An asshole ER doc put me, so illogically, on a psych hold, accusing me of being actively suicidal. I reasoned that I had come to the ER of my own volition seeking help for heart failure. I pointed out that coming to the ER for medical care is not indicative of suicidal intention.  This pig also ordered the ER staff to withhold insulin, even when a glucose test showed my glucose was over 200.

The next day, I refused any more blood tests, would not let docs listen to my heart and did not accept any medical care until I saw a psychiatrist. I eventually saw a psychiatrist named Dr. Fitzpatrick. He told me I would be amazed how many unwarranted psych holds get ordered out of that particular ER.

Apparently Dr. Dylan Easley has a real thing for punishing already sick people who, in his judgement, act a little upity. He promised me he would not put a psych hold on me and then he walked out of the glass cage I had been forced into and grabbed a passing nurse and told her to put me on that psych hold. That meant 24 hour babysitters. That meant they took away my insulin -- after other ER staff had told me they usually let diabetics manage their diabetes in the ER. There I was, already sick and Easley ordered the staff to withhold insulin from this type one diabetic and also ordered that I be given no food. It took over 24 hours to get the starve-her order rescinded.

Why are there a surprising number of psych holds at Alta Bates Ashby? Is it all because of the asshole Dr. Easley?   I wonder.

And I even wonder if he spiked my blood test with ecstasy to buttress his outrageous decision to put me on a psych hold. Get this: on this psych hold at this hospital, you don't get any psych treatment. You just get humiliated. denied insulin, denied food and are forced to sit with babysitters.

Ecstasy!  I had a business partner in the eighties who had used ecstasy a few times. She always spoke of it as the most blissful experience imaginable.
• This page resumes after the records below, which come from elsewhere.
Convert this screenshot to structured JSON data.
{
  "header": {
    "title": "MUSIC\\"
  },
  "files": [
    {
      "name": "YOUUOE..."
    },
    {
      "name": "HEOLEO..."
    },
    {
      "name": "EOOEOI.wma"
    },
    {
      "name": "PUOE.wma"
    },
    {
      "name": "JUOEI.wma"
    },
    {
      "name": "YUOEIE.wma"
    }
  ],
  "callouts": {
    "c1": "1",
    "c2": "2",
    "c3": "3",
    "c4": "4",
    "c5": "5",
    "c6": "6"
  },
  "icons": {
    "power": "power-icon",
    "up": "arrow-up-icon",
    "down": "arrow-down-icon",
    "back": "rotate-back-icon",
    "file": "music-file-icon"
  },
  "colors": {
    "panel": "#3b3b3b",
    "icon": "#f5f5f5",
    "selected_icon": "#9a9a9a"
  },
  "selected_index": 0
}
I loved and greatly respected her but I never tried ecstasy even tho she steadily urged me to.  I am not likely to start using ecstasy at age 63, eh?

Monday, June 12, 2017

the time to make up your mind about a person

"The time to make up your mind about a person is never."
Tracy Lord, from the 1940 movie, The Philadelphia Story.

a new doc I really like

It took a few months to get a first appointment with her but I finally met my pain specialist. I liked all her suggestions.

how does one hurry to find the Love of one's Life?

A person without Love is not a living
human being.
He or She is just a lonely
and lifeless walking corpse.
If you are not still in Love
hurry and find the Love of your Life.
Quench your thirst for Love.
The Beloved is also thirsty for a Lover.

~ Rumi ~

Sunday, June 11, 2017

gosh golly and gee whiz

Gosh golly, it feels great to swim laps under the sun. During my swim today, I particularly enjoyed all the ways the light undulates in the water, pierces my eyes from the sky when I do a length or two of backstroke (to move different muscles).  The light is magic.

The exercise is also magic. I feel lit within. I feel great.  And I am getting closer to knowing, once again, how great it is to swim every day.  I'm getting there!

Gosh golly, I feel great.

Gosh golly, I really do.

Gee whiz. Aw shucks.

And for today, I had a lane all to myself. Sundays are like that at my pool.

go deeper

I'm so fed up with males ruling